Last week’s decision by the University of Maryland Upper Chesapeake Health to withdraw its latest site plan for a proposed new medical center and neighboring 50-bed psychiatric hospital in Havre de Grace’s Bulle Rock community raises obvious concerns, not the least being where does this or any new facilities project involving the Harford based nonprofit go from here?
Both sides said in statements they are committed to working together for the good of citizens of Havre de Grace and Harford County.
But what is the best interest of one may not be the best interest of the other, or for all, and that appears to be at the heart of where the so-called Vision 2020 project for Havre de Grace is headed.
City officials say they want Upper Chesapeake to give due consideration to eventually expanding the proposed medical center — an emergency room with ambulatory care/outpatient services – into a full service hospital, to make up for Upper Chesapeake’s plan to close Harford Memorial Hospital in the city’s downtown.
While Upper Chesapeake officials have been unwilling to make such a commitment, they haven’t entirely closed the door, either.
Neither side has commented further on what now appears to be a standoff. Meanwhile, time is ticking away on Upper Chesapeake’s goal to get its $118 project online by the end of 2020.
The danger is the project gets scrubbed, Harford Memorial closes anyway, and the southeastern side of Harford County is left with diminished health care services, which is what Havre de Grace officials have said they are trying to guard against.

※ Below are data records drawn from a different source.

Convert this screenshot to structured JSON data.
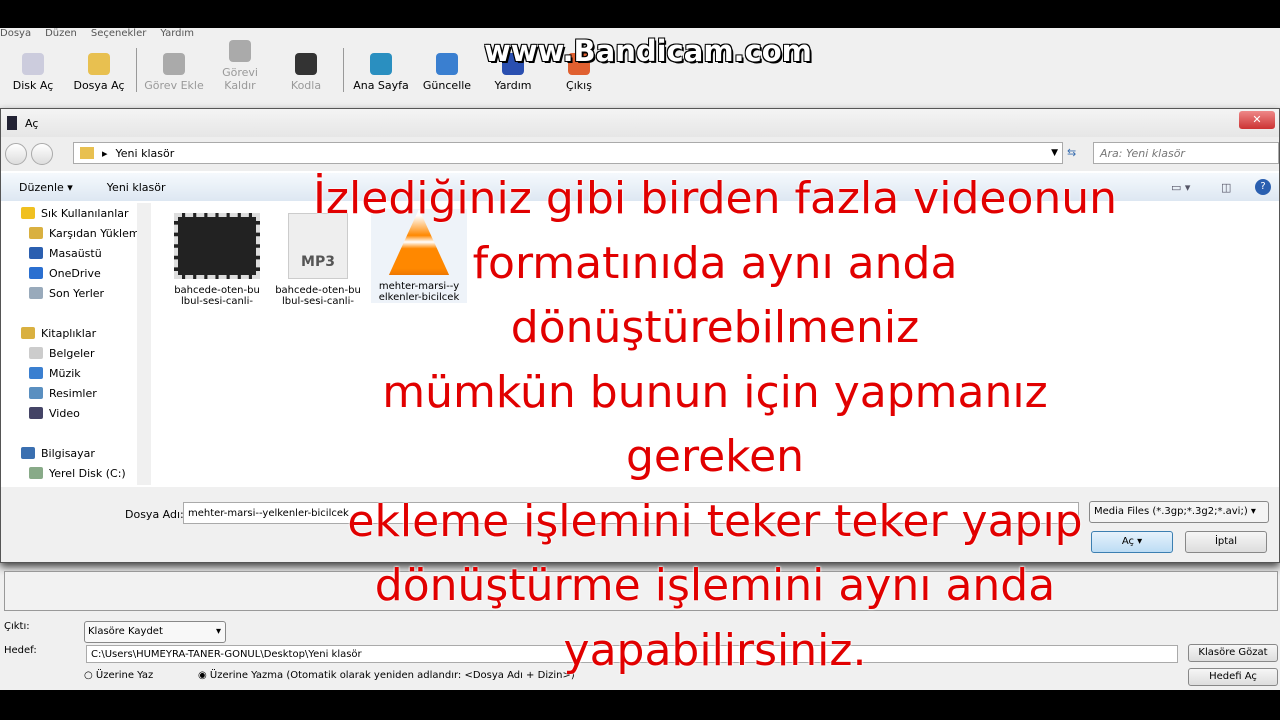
{
  "menu": [
    "Dosya",
    "Düzen",
    "Seçenekler",
    "Yardım"
  ],
  "toolbar": [
    {
      "label": "Disk Aç",
      "icon": "disc-icon",
      "enabled": true
    },
    {
      "label": "Dosya Aç",
      "icon": "folder-open-icon",
      "enabled": true
    },
    {
      "label": "Görev Ekle",
      "icon": "plus-icon",
      "enabled": false
    },
    {
      "label": "Görevi Kaldır",
      "icon": "minus-icon",
      "enabled": false
    },
    {
      "label": "Kodla",
      "icon": "encode-icon",
      "enabled": false
    },
    {
      "label": "Ana Sayfa",
      "icon": "globe-icon",
      "enabled": true
    },
    {
      "label": "Güncelle",
      "icon": "refresh-icon",
      "enabled": true
    },
    {
      "label": "Yardım",
      "icon": "help-icon",
      "enabled": true
    },
    {
      "label": "Çıkış",
      "icon": "exit-icon",
      "enabled": true
    }
  ],
  "watermark": "www.Bandicam.com",
  "dialog": {
    "title": "Aç",
    "close": "✕",
    "path": "Yeni klasör",
    "search_placeholder": "Ara: Yeni klasör",
    "organize": "Düzenle ▾",
    "new_folder": "Yeni klasör",
    "nav": [
      {
        "label": "Sık Kullanılanlar",
        "level": 0,
        "color": "#f0c020"
      },
      {
        "label": "Karşıdan Yüklem",
        "level": 1,
        "color": "#d9b040"
      },
      {
        "label": "Masaüstü",
        "level": 1,
        "color": "#2b5fb0"
      },
      {
        "label": "OneDrive",
        "level": 1,
        "color": "#2a6fd0"
      },
      {
        "label": "Son Yerler",
        "level": 1,
        "color": "#9ab"
      },
      {
        "label": "",
        "level": -1
      },
      {
        "label": "Kitaplıklar",
        "level": 0,
        "color": "#d9b040"
      },
      {
        "label": "Belgeler",
        "level": 1,
        "color": "#ccc"
      },
      {
        "label": "Müzik",
        "level": 1,
        "color": "#3a7fd0"
      },
      {
        "label": "Resimler",
        "level": 1,
        "color": "#5a8fc0"
      },
      {
        "label": "Video",
        "level": 1,
        "color": "#446"
      },
      {
        "label": "",
        "level": -1
      },
      {
        "label": "Bilgisayar",
        "level": 0,
        "color": "#3a6fb0"
      },
      {
        "label": "Yerel Disk (C:)",
        "level": 1,
        "color": "#8a8"
      }
    ],
    "files": [
      {
        "name": "bahcede-oten-bu lbul-sesi-canli-",
        "type": "video"
      },
      {
        "name": "bahcede-oten-bu lbul-sesi-canli-",
        "type": "mp3",
        "badge": "MP3"
      },
      {
        "name": "mehter-marsi--y elkenler-bicilcek",
        "type": "vlc"
      }
    ],
    "filename_label": "Dosya Adı:",
    "filename": "mehter-marsi--yelkenler-bicilcek",
    "filter": "Media Files (*.3gp;*.3g2;*.avi;)",
    "open": "Aç",
    "cancel": "İptal"
  },
  "output": {
    "label": "Çıktı:",
    "mode": "Klasöre Kaydet",
    "target_label": "Hedef:",
    "target": "C:\\Users\\HÜMEYRA-TANER-GÖNÜL\\Desktop\\Yeni klasör",
    "browse": "Klasöre Gözat",
    "open_target": "Hedefi Aç",
    "overwrite": "Üzerine Yaz",
    "no_overwrite": "Üzerine Yazma (Otomatik olarak yeniden adlandır: <Dosya Adı + Dizin>)"
  },
  "caption": [
    "İzlediğiniz gibi birden fazla videonun",
    "formatınıda aynı anda dönüştürebilmeniz",
    "mümkün bunun için yapmanız gereken",
    "ekleme işlemini teker teker yapıp",
    "dönüştürme işlemini aynı anda",
    "yapabilirsiniz."
  ]
}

This is no time for posturing or threats. Upper Chesapeake and Havre de Grace need to sit down and talk this out, with Harford County government also represented. A plan that benefits everyone involved is needed, but we’re not sure such a plan exists yet.